ASSIGNMENT: Go through the data line by line. Copy each one holding the string "description".

RECORDS FOR PROCESSING:
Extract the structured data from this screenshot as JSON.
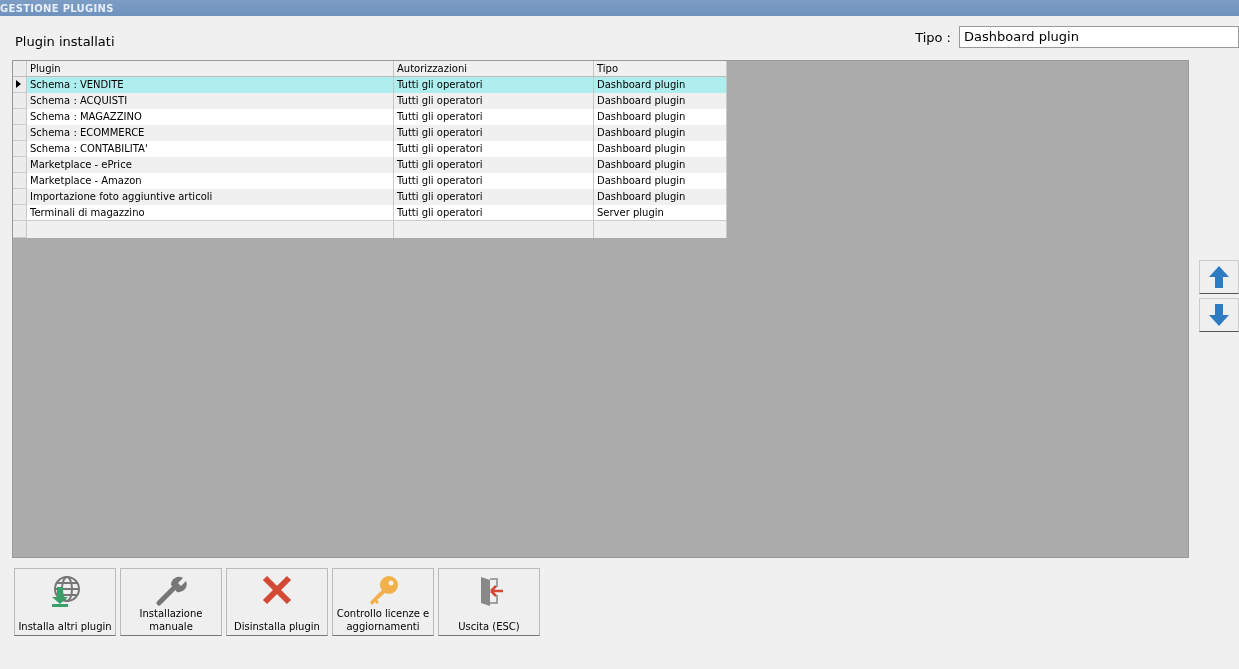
{
  "window": {
    "title": "GESTIONE PLUGINS"
  },
  "section_title": "Plugin installati",
  "type_filter": {
    "label": "Tipo :",
    "value": "Dashboard plugin"
  },
  "table": {
    "columns": [
      "Plugin",
      "Autorizzazioni",
      "Tipo"
    ],
    "rows": [
      {
        "cells": [
          "Schema : VENDITE",
          "Tutti gli operatori",
          "Dashboard plugin"
        ],
        "selected": true
      },
      {
        "cells": [
          "Schema : ACQUISTI",
          "Tutti gli operatori",
          "Dashboard plugin"
        ],
        "selected": false
      },
      {
        "cells": [
          "Schema : MAGAZZINO",
          "Tutti gli operatori",
          "Dashboard plugin"
        ],
        "selected": false
      },
      {
        "cells": [
          "Schema : ECOMMERCE",
          "Tutti gli operatori",
          "Dashboard plugin"
        ],
        "selected": false
      },
      {
        "cells": [
          "Schema : CONTABILITA'",
          "Tutti gli operatori",
          "Dashboard plugin"
        ],
        "selected": false
      },
      {
        "cells": [
          "Marketplace - ePrice",
          "Tutti gli operatori",
          "Dashboard plugin"
        ],
        "selected": false
      },
      {
        "cells": [
          "Marketplace - Amazon",
          "Tutti gli operatori",
          "Dashboard plugin"
        ],
        "selected": false
      },
      {
        "cells": [
          "Importazione foto aggiuntive articoli",
          "Tutti gli operatori",
          "Dashboard plugin"
        ],
        "selected": false
      },
      {
        "cells": [
          "Terminali di magazzino",
          "Tutti gli operatori",
          "Server plugin"
        ],
        "selected": false
      }
    ]
  },
  "side_buttons": [
    {
      "kind": "up"
    },
    {
      "kind": "down"
    }
  ],
  "buttons": [
    {
      "kind": "install",
      "label": "Installa altri plugin"
    },
    {
      "kind": "manual",
      "label": "Installazione manuale"
    },
    {
      "kind": "uninstall",
      "label": "Disinstalla plugin"
    },
    {
      "kind": "license",
      "label": "Controllo licenze e aggiornamenti"
    },
    {
      "kind": "exit",
      "label": "Uscita (ESC)"
    }
  ]
}
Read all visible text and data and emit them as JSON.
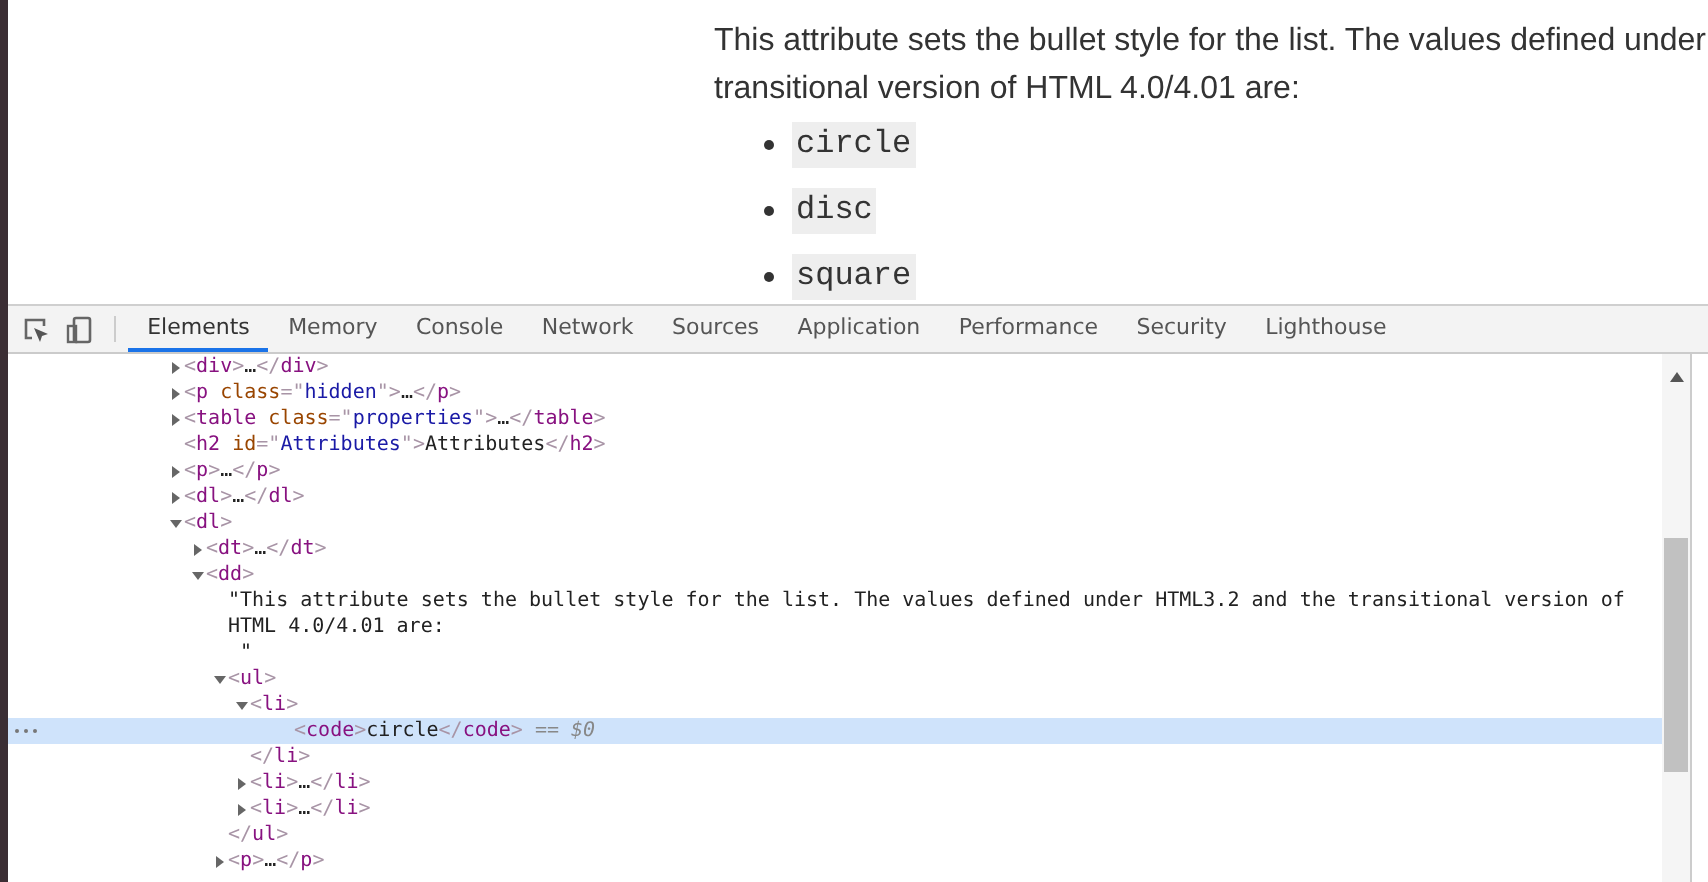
{
  "page": {
    "paragraph_lines": [
      "This attribute sets the bullet style for the list. The values defined under",
      "transitional version of HTML 4.0/4.01 are:"
    ],
    "values": [
      "circle",
      "disc",
      "square"
    ]
  },
  "devtools": {
    "tabs": [
      {
        "label": "Elements",
        "selected": true
      },
      {
        "label": "Memory",
        "selected": false
      },
      {
        "label": "Console",
        "selected": false
      },
      {
        "label": "Network",
        "selected": false
      },
      {
        "label": "Sources",
        "selected": false
      },
      {
        "label": "Application",
        "selected": false
      },
      {
        "label": "Performance",
        "selected": false
      },
      {
        "label": "Security",
        "selected": false
      },
      {
        "label": "Lighthouse",
        "selected": false
      }
    ],
    "tree": [
      {
        "kind": "element",
        "line": "<div>…</div>",
        "expandable": true,
        "expanded": false,
        "selected": false
      },
      {
        "kind": "element",
        "line": "<p class=\"hidden\">…</p>",
        "expandable": true,
        "expanded": false,
        "selected": false
      },
      {
        "kind": "element",
        "line": "<table class=\"properties\">…</table>",
        "expandable": true,
        "expanded": false,
        "selected": false
      },
      {
        "kind": "element",
        "line": "<h2 id=\"Attributes\">Attributes</h2>",
        "expandable": false,
        "selected": false
      },
      {
        "kind": "element",
        "line": "<p>…</p>",
        "expandable": true,
        "expanded": false,
        "selected": false
      },
      {
        "kind": "element",
        "line": "<dl>…</dl>",
        "expandable": true,
        "expanded": false,
        "selected": false
      },
      {
        "kind": "element",
        "line": "<dl>",
        "expandable": true,
        "expanded": true,
        "selected": false,
        "children": [
          {
            "kind": "element",
            "line": "<dt>…</dt>",
            "expandable": true,
            "expanded": false,
            "selected": false
          },
          {
            "kind": "element",
            "line": "<dd>",
            "expandable": true,
            "expanded": true,
            "selected": false,
            "children": [
              {
                "kind": "text",
                "lines": [
                  "\"This attribute sets the bullet style for the list. The values defined under HTML3.2 and the transitional version of",
                  "HTML 4.0/4.01 are:",
                  " \""
                ]
              },
              {
                "kind": "element",
                "line": "<ul>",
                "expandable": true,
                "expanded": true,
                "selected": false,
                "close": "</ul>",
                "children": [
                  {
                    "kind": "element",
                    "line": "<li>",
                    "expandable": true,
                    "expanded": true,
                    "selected": false,
                    "close": "</li>",
                    "children": [
                      {
                        "kind": "element",
                        "line": "<code>circle</code>",
                        "expandable": false,
                        "selected": true,
                        "console_ref": "== $0"
                      }
                    ]
                  },
                  {
                    "kind": "element",
                    "line": "<li>…</li>",
                    "expandable": true,
                    "expanded": false,
                    "selected": false
                  },
                  {
                    "kind": "element",
                    "line": "<li>…</li>",
                    "expandable": true,
                    "expanded": false,
                    "selected": false
                  }
                ]
              },
              {
                "kind": "element",
                "line": "<p>…</p>",
                "expandable": true,
                "expanded": false,
                "selected": false
              }
            ]
          }
        ]
      }
    ]
  }
}
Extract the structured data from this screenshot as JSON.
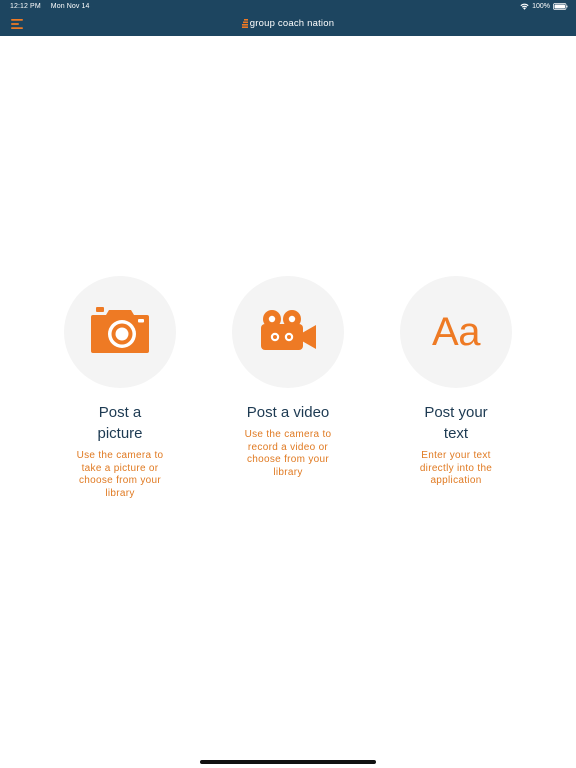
{
  "status_bar": {
    "time": "12:12 PM",
    "date": "Mon Nov 14",
    "battery_percent": "100%",
    "wifi_icon": "wifi-icon",
    "battery_icon": "battery-icon"
  },
  "header": {
    "brand_name": "group coach nation",
    "menu_icon": "hamburger-menu-icon",
    "background_color": "#1d4560",
    "accent_color": "#ee7a24"
  },
  "options": [
    {
      "title": "Post a picture",
      "description": "Use the camera to take a picture or choose from your library",
      "icon": "camera-icon"
    },
    {
      "title": "Post a video",
      "description": "Use the camera to record a video or choose from your library",
      "icon": "video-camera-icon"
    },
    {
      "title": "Post your text",
      "description": "Enter your text directly into the application",
      "icon": "text-icon",
      "icon_glyph": "Aa"
    }
  ]
}
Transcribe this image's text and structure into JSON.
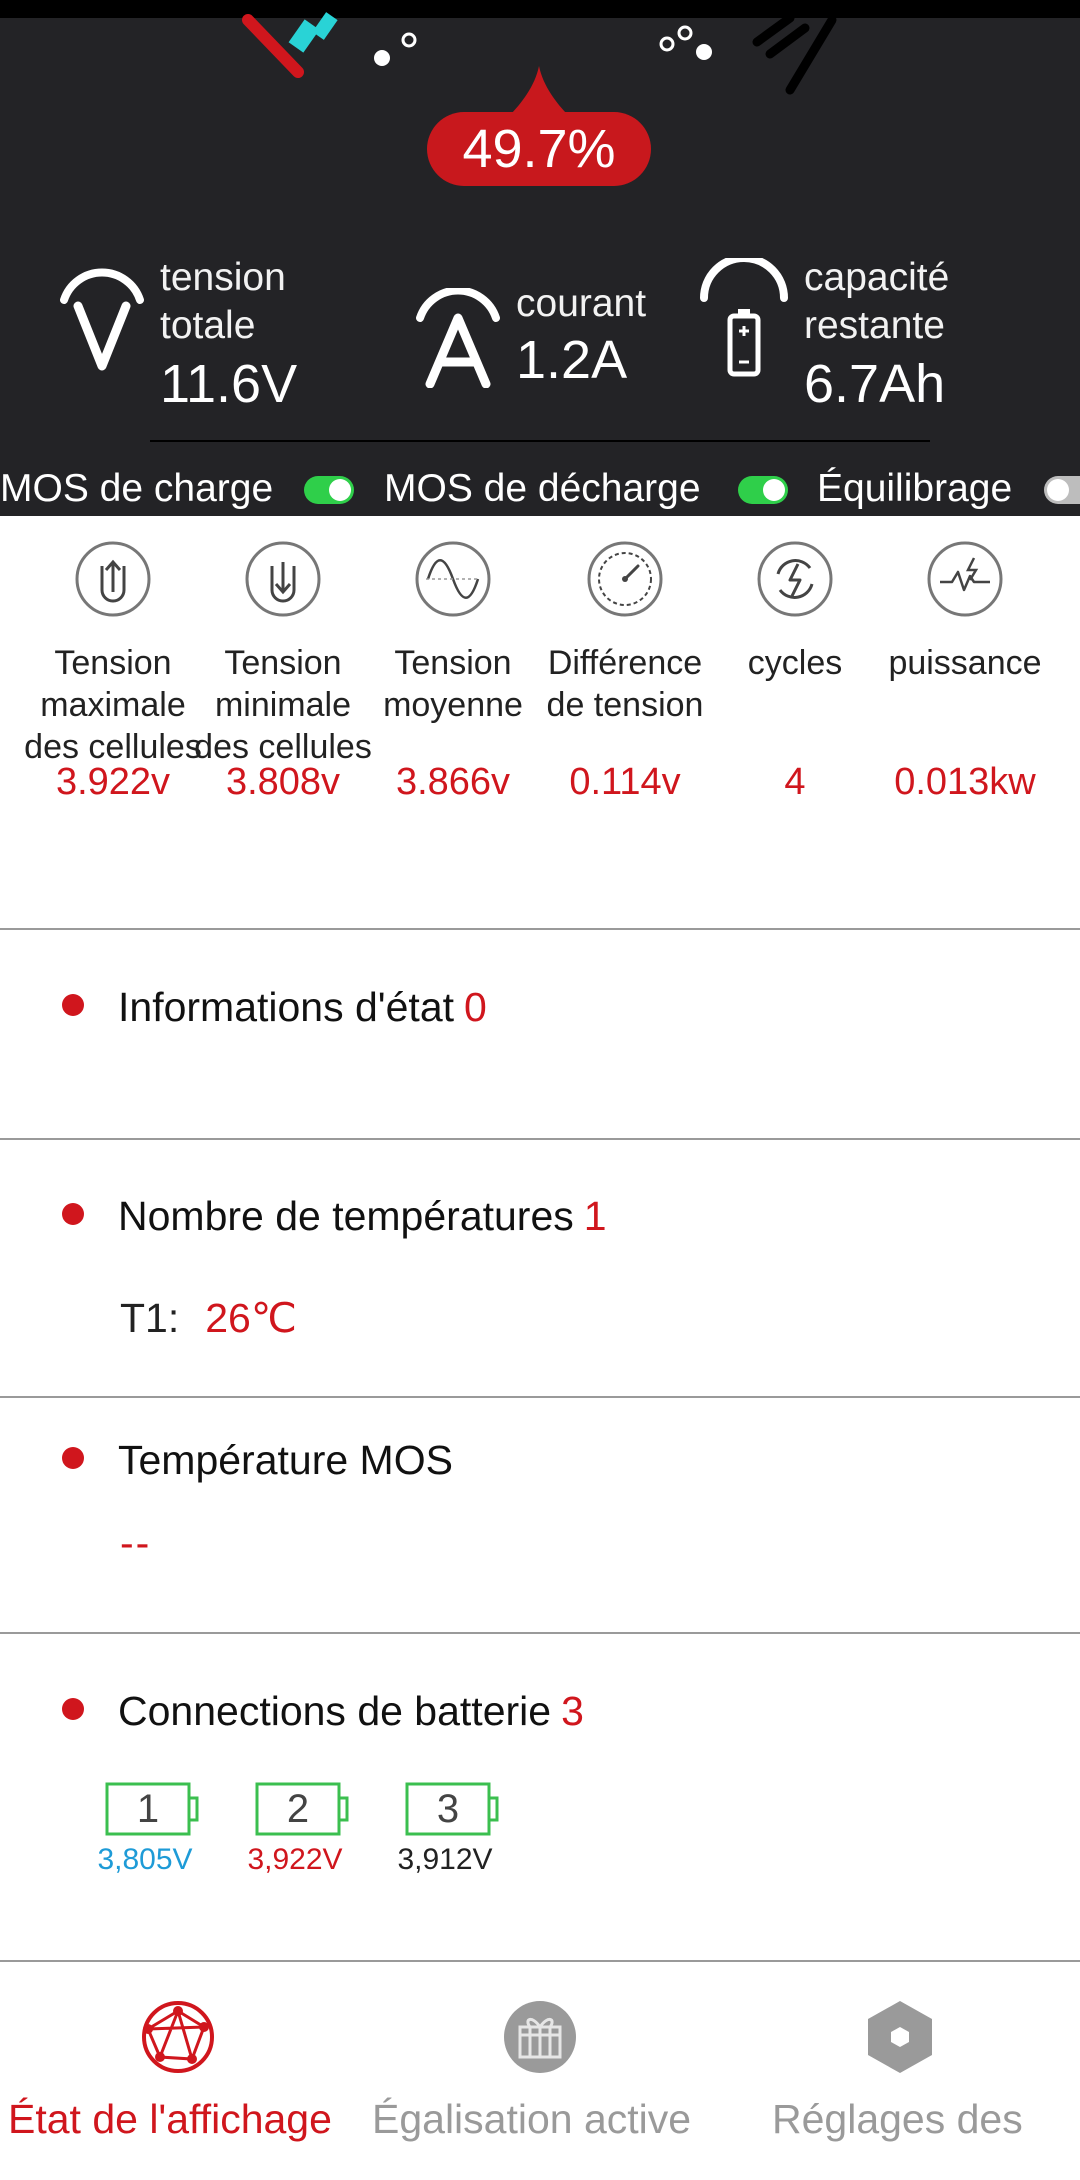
{
  "header": {
    "soc_value": "49.7%",
    "metrics": [
      {
        "label_line1": "tension",
        "label_line2": "totale",
        "value": "11.6V",
        "icon": "voltage-icon"
      },
      {
        "label_line1": "courant",
        "label_line2": "",
        "value": "1.2A",
        "icon": "current-icon"
      },
      {
        "label_line1": "capacité",
        "label_line2": "restante",
        "value": "6.7Ah",
        "icon": "battery-capacity-icon"
      }
    ],
    "switches": [
      {
        "label": "MOS de charge",
        "state": "on"
      },
      {
        "label": "MOS de décharge",
        "state": "on"
      },
      {
        "label": "Équilibrage",
        "state": "off"
      }
    ]
  },
  "stats": [
    {
      "label": "Tension maximale des cellules",
      "value": "3.922v",
      "icon": "max-voltage-icon"
    },
    {
      "label": "Tension minimale des cellules",
      "value": "3.808v",
      "icon": "min-voltage-icon"
    },
    {
      "label": "Tension moyenne",
      "value": "3.866v",
      "icon": "sine-wave-icon"
    },
    {
      "label": "Différence de tension",
      "value": "0.114v",
      "icon": "gauge-icon"
    },
    {
      "label": "cycles",
      "value": "4",
      "icon": "cycle-icon"
    },
    {
      "label": "puissance",
      "value": "0.013kw",
      "icon": "power-icon"
    }
  ],
  "status_info": {
    "label": "Informations d'état",
    "count": "0"
  },
  "temperatures": {
    "label": "Nombre de températures",
    "count": "1",
    "sensor_label": "T1:",
    "sensor_value": "26℃"
  },
  "mos_temperature": {
    "label": "Température MOS",
    "value": "--"
  },
  "battery_connections": {
    "label": "Connections de batterie",
    "count": "3",
    "cells": [
      {
        "number": "1",
        "voltage": "3,805V",
        "color": "#1e9bd7"
      },
      {
        "number": "2",
        "voltage": "3,922V",
        "color": "#d0161d"
      },
      {
        "number": "3",
        "voltage": "3,912V",
        "color": "#222222"
      }
    ]
  },
  "nav": [
    {
      "label": "État de l'affichage",
      "active": true,
      "color": "#d0161d"
    },
    {
      "label": "Égalisation active",
      "active": false,
      "color": "#9a9a9a"
    },
    {
      "label": "Réglages des",
      "active": false,
      "color": "#9a9a9a"
    }
  ],
  "colors": {
    "accent": "#d0161d",
    "dark_bg": "#232326",
    "toggle_on": "#2fcf4a"
  }
}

TASK RESULT:
      "description": "Use the camera to take a picture or choose from your library",
      "description": "Use the camera to record a video or choose from your library",
      "description": "Enter your text directly into the application",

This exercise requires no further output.